### Exercise requirements
If a line in the data contains "true", copy it out.

Data records for software interfaces
------------------------------------
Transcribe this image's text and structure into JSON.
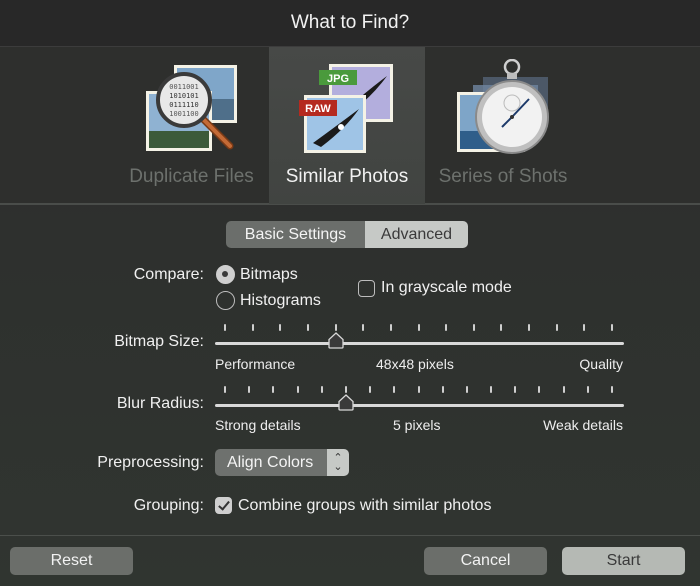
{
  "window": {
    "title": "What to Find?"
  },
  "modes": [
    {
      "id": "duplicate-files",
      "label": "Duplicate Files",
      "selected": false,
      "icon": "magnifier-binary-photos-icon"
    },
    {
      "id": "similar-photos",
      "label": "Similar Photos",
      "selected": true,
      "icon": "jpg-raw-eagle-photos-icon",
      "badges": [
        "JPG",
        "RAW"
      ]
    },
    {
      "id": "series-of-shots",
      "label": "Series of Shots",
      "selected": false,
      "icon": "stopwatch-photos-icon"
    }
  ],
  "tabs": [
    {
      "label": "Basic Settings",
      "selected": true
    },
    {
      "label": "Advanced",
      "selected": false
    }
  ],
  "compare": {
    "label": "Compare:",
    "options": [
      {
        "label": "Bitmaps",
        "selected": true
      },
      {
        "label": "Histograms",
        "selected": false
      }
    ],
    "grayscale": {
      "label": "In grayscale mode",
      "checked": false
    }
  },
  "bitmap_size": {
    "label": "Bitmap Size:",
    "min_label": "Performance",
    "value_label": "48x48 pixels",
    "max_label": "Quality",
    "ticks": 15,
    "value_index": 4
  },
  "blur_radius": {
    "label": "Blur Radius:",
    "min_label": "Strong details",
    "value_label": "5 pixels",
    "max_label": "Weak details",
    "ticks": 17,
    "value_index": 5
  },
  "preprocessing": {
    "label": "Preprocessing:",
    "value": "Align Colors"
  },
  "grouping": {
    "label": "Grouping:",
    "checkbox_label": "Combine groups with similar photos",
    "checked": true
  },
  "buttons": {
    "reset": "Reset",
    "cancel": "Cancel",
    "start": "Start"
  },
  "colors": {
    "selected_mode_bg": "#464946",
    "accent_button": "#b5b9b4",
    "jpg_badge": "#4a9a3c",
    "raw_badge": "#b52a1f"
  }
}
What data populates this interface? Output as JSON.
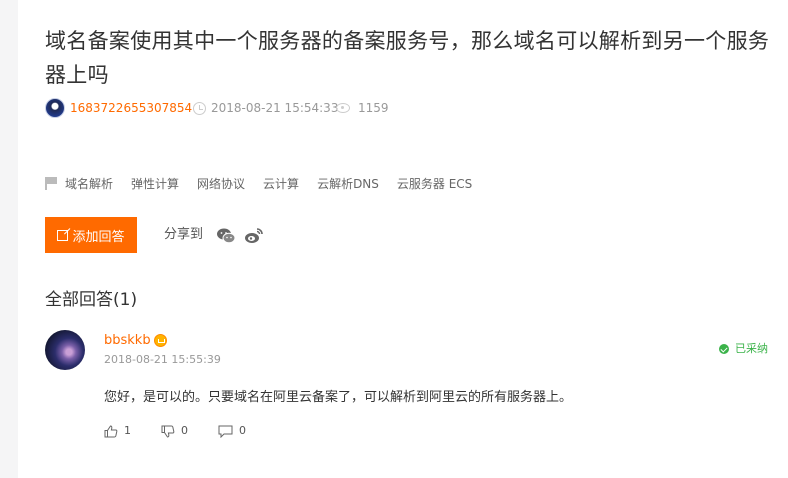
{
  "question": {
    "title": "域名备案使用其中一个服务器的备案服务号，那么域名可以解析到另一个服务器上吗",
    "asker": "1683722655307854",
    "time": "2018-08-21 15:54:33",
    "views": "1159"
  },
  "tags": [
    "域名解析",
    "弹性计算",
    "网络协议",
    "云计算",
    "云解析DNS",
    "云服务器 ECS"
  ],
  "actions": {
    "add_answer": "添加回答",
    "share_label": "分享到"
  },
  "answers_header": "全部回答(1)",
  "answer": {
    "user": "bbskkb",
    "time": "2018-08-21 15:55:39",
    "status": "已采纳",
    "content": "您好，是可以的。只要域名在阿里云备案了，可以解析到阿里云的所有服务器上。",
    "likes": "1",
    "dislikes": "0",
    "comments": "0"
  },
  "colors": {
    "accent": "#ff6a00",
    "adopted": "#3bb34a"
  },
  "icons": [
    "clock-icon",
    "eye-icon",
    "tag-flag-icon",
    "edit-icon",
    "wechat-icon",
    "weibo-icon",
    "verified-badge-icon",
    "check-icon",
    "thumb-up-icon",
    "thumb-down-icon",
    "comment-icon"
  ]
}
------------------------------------
### Exercise result
      "selected": true,
      "selected": true
        "selected": true
    "checked": true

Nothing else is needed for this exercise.